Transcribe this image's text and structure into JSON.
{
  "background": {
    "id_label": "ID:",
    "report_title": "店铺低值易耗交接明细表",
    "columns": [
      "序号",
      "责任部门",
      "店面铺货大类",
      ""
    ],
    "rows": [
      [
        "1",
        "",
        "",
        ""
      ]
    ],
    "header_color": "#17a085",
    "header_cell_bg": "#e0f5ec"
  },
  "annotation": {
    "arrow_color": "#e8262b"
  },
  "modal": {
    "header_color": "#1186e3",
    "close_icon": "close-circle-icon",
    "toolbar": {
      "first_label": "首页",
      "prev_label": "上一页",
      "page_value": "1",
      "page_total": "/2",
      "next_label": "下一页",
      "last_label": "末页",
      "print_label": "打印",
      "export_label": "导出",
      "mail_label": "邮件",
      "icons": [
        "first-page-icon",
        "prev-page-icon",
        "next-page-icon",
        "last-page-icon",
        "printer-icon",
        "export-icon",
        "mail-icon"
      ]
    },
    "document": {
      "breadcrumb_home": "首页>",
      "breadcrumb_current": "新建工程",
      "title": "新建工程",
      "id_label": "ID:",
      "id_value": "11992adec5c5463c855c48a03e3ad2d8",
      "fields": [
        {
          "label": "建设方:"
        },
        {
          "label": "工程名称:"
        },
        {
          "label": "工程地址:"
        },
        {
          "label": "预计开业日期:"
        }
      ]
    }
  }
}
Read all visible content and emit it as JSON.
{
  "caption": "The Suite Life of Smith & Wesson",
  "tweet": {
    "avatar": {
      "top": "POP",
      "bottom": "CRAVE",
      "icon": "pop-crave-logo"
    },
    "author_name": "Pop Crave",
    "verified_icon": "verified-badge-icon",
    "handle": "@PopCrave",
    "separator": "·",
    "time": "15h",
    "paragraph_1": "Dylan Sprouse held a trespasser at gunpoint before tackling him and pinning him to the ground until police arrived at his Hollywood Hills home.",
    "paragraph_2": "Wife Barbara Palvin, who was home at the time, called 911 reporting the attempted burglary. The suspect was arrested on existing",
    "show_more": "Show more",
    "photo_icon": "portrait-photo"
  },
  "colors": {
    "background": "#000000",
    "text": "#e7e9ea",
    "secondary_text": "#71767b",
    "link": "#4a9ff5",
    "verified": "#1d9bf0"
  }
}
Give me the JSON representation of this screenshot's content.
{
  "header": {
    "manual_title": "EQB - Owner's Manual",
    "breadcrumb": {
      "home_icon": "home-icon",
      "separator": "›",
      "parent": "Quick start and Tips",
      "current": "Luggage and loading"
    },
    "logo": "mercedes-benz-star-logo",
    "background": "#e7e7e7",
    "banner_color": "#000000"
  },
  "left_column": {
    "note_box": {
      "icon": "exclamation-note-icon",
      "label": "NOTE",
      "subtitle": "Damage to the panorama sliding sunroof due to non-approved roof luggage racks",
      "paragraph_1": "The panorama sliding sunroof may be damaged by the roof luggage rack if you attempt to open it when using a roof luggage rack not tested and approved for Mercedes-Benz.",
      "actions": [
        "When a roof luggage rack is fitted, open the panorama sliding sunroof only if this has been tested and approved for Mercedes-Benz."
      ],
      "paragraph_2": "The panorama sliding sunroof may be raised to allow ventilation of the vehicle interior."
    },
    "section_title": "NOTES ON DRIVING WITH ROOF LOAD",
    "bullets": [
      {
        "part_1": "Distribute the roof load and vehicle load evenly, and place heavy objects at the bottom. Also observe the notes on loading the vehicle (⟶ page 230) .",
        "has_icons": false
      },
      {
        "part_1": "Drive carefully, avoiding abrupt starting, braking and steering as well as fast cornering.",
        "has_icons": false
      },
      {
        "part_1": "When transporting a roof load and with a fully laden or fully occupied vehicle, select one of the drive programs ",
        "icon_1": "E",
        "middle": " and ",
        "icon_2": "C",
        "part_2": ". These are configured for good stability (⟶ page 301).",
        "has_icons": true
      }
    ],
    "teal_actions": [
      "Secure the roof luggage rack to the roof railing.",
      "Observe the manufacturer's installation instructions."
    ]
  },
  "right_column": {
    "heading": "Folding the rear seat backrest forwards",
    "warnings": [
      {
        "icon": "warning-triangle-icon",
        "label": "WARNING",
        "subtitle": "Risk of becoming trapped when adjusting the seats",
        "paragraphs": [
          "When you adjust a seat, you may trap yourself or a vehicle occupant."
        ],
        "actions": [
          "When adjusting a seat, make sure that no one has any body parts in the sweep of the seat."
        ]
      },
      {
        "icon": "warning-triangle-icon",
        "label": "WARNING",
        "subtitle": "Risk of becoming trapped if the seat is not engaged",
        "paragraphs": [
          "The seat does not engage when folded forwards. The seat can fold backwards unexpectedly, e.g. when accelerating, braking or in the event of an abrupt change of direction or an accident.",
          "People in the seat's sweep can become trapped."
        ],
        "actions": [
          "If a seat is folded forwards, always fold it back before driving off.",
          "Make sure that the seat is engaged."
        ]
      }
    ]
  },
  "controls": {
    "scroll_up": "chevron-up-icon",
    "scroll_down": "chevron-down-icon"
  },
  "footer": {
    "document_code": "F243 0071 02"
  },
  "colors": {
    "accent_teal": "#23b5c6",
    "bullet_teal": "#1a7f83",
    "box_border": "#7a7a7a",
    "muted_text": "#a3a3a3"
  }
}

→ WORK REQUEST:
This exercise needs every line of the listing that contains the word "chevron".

→ ANSWER BELOW:
    "scroll_up": "chevron-up-icon",
    "scroll_down": "chevron-down-icon"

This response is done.